Flat-screen monitors let consumers know what’s available and making a purchase involves just pressing a few buttons on a touch screen and swiping a credit or debit card. Right now Sony is stocking the kiosks with a continuously rotating lineup including the PlayStation Portable player, its corresponding games and movies (kid fave Stuart Little 3 was a recent offering), and digital cameras that can run up to US$250 apiece.
After 18 months of internal planning, the first Access outlets appeared this past June in shopping malls in Atlanta, Georgia, Boulder, Colorado, and Santa Rosa, California. At press time, Bruce Schwartz, senior manager of new business development for Sony Media and Application Solutions divisions, says there are plans to install seven more kiosks at various airports and grocery stores.
Ultimately, Schwartz says his company is looking to find out if consumers will buy a large part of its product offering on impulse. He points out self-service-checkout options at grocery stores are growing in popularity and thinks that putting these machines in locations such as airports will be a good fit for travelers who might want to pick up a new PSP game or movie for themselves or their wee ones while they’re waiting for a flight.
Furthermore, Schwartz says research conducted by Zoom suggests high-end grocery stores are also hot spots for making pricier impulse purchases. He says the research indicates the convenience of one-stop shopping motivates consumers to buy products typically found at specialty stores like cameras from a vending machine located within a larger store.
This system also makes sales research and inventory management a snap. Zoom kiosks are outfitted with broadband connections and keep automated logs, allowing Sony to stay right on top of transactions as they take place. When a machine runs low on a certain product it sends an automatic alert to Zoom, which dispatches someone to restock it.

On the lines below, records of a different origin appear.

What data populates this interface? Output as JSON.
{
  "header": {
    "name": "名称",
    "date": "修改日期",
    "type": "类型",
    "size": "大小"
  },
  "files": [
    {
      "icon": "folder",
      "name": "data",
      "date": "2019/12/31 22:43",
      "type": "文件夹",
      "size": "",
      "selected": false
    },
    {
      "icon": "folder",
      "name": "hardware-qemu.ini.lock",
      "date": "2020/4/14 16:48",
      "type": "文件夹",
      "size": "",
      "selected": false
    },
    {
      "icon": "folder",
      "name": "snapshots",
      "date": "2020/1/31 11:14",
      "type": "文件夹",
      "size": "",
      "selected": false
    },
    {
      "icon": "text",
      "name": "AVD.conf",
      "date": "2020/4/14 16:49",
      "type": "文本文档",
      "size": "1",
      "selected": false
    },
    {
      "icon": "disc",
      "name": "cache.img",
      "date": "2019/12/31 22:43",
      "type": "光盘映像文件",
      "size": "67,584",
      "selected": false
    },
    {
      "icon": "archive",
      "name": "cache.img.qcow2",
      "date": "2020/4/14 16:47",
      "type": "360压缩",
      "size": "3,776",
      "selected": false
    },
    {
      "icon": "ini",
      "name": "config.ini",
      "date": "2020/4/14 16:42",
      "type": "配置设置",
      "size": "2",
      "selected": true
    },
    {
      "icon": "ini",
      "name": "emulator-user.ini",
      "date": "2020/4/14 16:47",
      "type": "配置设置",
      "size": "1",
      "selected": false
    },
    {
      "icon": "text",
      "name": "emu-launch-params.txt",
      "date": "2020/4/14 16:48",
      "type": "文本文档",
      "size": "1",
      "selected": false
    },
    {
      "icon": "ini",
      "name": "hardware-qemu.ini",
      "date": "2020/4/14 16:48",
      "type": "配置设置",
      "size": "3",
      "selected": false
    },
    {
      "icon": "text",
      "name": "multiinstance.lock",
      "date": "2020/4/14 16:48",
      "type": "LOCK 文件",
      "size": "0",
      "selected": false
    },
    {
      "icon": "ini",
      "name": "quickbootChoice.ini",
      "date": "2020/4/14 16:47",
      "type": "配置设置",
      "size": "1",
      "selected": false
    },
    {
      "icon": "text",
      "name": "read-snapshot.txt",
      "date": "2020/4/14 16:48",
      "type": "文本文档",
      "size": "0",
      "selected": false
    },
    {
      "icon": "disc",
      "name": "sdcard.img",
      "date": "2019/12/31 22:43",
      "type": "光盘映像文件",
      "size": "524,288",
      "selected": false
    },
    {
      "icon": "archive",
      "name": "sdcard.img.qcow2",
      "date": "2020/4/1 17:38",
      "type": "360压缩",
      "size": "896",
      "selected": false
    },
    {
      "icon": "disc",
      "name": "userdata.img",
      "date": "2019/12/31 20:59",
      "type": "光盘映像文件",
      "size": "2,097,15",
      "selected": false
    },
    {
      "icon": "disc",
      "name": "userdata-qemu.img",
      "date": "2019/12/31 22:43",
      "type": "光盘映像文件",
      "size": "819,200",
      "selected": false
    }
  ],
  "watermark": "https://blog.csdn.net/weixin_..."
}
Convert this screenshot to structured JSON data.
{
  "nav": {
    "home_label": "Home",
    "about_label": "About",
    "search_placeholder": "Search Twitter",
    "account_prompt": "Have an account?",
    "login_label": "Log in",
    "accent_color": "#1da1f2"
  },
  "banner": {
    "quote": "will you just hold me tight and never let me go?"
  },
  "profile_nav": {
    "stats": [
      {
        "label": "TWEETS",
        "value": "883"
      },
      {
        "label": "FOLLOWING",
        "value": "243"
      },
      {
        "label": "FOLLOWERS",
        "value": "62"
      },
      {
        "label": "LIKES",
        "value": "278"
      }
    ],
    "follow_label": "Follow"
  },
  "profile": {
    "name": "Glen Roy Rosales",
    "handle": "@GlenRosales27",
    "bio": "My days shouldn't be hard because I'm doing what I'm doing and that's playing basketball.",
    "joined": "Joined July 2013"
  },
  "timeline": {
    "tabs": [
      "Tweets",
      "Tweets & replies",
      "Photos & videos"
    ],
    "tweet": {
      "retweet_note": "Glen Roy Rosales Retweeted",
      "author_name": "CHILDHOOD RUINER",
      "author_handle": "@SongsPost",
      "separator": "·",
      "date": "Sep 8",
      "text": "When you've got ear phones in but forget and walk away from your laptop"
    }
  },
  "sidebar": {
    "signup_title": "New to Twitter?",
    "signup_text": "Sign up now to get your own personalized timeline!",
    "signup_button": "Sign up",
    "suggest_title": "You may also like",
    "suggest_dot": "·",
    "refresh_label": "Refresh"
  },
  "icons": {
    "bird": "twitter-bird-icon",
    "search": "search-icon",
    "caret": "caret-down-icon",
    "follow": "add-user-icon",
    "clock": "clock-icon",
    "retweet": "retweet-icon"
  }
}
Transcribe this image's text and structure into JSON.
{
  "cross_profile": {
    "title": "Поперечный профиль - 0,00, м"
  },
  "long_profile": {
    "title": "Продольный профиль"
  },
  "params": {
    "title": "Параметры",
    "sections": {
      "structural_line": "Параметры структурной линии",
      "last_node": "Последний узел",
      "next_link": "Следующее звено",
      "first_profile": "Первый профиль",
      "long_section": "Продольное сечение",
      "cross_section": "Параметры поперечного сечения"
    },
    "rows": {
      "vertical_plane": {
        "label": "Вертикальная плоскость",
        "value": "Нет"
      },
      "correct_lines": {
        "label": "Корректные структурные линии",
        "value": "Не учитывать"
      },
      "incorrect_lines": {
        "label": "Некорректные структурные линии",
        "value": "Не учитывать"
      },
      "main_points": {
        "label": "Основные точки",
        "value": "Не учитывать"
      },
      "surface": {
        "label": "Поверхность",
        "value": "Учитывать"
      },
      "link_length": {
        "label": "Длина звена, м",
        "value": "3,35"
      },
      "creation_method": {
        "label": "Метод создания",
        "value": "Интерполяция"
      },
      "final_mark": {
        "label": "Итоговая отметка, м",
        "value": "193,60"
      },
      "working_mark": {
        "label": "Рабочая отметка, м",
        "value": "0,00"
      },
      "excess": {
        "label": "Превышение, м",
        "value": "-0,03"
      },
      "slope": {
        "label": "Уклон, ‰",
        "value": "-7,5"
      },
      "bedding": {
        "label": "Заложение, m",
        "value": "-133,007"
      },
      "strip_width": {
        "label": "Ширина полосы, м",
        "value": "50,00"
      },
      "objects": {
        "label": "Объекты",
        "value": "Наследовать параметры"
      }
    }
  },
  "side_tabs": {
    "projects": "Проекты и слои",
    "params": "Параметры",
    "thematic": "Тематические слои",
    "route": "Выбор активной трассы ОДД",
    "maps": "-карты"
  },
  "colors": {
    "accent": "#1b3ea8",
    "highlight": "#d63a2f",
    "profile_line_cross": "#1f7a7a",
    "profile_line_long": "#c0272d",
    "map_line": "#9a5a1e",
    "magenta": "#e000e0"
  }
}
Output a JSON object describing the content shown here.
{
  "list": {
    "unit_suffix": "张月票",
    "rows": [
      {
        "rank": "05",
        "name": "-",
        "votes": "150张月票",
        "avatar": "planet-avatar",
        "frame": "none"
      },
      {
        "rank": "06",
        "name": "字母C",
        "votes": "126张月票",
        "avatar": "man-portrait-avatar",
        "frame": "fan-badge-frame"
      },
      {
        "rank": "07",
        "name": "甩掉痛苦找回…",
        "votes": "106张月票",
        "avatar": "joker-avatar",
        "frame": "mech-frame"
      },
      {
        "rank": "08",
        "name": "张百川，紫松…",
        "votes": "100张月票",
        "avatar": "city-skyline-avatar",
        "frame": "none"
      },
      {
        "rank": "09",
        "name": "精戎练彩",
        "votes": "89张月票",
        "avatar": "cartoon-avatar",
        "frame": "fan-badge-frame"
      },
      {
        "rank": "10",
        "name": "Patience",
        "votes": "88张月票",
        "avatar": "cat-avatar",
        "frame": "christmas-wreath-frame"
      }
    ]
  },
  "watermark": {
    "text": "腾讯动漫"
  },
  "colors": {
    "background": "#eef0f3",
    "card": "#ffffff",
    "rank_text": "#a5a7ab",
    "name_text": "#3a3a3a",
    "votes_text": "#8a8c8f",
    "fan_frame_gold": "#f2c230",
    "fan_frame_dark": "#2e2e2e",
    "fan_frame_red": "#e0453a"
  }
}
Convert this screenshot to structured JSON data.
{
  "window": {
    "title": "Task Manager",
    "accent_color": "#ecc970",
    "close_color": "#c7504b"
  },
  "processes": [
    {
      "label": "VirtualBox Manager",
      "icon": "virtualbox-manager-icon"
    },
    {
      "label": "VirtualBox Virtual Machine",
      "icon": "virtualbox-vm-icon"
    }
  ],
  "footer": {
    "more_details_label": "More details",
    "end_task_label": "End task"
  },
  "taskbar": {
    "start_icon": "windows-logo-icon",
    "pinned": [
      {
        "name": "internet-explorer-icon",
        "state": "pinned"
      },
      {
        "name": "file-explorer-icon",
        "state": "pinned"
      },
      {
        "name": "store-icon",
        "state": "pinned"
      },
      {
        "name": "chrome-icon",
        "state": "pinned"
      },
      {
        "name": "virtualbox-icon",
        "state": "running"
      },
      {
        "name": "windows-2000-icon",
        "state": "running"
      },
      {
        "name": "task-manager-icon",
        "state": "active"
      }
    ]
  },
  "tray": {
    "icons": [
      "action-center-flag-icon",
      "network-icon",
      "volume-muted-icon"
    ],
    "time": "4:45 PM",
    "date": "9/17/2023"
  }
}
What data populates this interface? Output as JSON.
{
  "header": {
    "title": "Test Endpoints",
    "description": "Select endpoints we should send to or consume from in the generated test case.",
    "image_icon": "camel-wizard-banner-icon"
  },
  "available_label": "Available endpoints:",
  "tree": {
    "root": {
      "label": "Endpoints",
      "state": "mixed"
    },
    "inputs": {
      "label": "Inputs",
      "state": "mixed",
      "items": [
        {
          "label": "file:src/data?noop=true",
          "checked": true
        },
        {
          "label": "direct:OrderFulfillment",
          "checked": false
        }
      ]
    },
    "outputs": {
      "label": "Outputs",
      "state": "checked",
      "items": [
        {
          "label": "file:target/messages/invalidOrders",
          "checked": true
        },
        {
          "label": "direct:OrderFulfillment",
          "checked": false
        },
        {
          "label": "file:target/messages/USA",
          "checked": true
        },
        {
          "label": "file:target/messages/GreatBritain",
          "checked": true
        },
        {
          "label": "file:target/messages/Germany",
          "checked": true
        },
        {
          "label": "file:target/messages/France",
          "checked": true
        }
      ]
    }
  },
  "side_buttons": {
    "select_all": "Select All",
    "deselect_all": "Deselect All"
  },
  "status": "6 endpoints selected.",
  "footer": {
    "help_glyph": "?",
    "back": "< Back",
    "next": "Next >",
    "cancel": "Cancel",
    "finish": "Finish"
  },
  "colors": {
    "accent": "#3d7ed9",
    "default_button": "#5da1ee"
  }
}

At this point, Schwartz says Sony doesn’t have plans to replace its retail stores with automated machines. If the test is successful, however, consumers might just see Sony kiosks popping up across the U.S. soon – and maybe even Europe and Asia. Access isn’t competitive with bricks-and-mortar retail stores, but rather complementary, Schwartz stresses. ‘We believe that there are incremental sales that we are not capturing out there in the marketplace [and Access] will be able to capture them.’